[TASK INSTRUCTIONS] The answer must consist of every line below that holds the word "title".

INFORMATION Start Marker

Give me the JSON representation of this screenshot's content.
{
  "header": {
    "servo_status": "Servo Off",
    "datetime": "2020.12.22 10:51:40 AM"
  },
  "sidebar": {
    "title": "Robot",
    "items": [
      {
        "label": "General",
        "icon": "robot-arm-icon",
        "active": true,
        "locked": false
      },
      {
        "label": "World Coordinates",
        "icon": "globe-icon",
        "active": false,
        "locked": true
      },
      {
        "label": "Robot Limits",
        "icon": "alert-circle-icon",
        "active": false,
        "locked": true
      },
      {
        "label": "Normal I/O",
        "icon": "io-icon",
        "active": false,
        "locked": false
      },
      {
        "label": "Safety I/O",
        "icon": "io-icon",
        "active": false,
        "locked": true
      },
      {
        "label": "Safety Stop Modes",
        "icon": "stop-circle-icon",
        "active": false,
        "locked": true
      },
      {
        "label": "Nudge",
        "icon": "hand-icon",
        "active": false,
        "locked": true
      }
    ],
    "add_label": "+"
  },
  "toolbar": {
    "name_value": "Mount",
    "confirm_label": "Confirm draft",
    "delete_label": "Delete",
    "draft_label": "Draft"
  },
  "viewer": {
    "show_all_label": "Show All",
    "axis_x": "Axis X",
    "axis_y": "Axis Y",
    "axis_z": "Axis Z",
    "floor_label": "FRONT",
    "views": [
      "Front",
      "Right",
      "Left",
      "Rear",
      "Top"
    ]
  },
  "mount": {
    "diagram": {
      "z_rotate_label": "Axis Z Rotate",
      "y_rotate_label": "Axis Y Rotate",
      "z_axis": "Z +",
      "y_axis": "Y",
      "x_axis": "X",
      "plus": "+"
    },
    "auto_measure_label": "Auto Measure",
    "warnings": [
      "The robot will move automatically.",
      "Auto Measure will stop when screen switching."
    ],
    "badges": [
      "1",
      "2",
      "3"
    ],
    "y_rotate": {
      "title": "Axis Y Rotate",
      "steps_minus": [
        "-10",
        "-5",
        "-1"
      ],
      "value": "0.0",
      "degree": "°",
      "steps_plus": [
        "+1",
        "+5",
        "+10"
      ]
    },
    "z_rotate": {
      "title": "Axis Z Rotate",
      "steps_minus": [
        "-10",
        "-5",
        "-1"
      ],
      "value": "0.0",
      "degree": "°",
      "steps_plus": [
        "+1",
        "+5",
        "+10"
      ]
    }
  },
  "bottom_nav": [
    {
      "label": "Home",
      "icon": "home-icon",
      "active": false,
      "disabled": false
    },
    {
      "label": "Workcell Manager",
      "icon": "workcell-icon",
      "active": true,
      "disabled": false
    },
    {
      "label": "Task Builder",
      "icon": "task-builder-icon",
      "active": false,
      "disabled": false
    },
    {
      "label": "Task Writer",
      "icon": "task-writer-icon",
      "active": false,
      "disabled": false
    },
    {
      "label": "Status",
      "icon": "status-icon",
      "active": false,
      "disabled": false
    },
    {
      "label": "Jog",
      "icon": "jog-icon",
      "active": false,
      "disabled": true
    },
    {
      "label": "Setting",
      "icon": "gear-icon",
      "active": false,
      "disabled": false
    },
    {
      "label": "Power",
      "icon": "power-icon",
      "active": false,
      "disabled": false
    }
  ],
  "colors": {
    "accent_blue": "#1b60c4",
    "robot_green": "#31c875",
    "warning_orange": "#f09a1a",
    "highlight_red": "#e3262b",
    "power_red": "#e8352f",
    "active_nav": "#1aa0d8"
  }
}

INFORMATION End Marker
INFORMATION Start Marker

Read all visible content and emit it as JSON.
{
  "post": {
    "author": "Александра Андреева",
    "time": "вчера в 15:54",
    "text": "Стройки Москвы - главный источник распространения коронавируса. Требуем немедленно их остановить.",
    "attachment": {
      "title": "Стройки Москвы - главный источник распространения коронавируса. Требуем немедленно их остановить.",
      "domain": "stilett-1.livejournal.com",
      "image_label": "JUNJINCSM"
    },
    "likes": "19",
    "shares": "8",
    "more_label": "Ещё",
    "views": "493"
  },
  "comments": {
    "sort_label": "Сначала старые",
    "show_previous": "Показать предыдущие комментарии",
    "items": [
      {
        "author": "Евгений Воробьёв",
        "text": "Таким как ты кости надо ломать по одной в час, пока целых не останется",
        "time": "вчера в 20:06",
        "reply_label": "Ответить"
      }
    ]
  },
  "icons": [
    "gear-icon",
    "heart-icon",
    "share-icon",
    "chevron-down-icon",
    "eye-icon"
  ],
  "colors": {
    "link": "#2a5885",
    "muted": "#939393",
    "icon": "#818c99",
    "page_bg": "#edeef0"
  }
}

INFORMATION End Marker

[SOLUTION]
    "title": "Robot",
      "title": "Axis Y Rotate",
      "title": "Axis Z Rotate",
      "title": "Стройки Москвы - главный источник распространения коронавируса. Требуем немедленно их остановить.",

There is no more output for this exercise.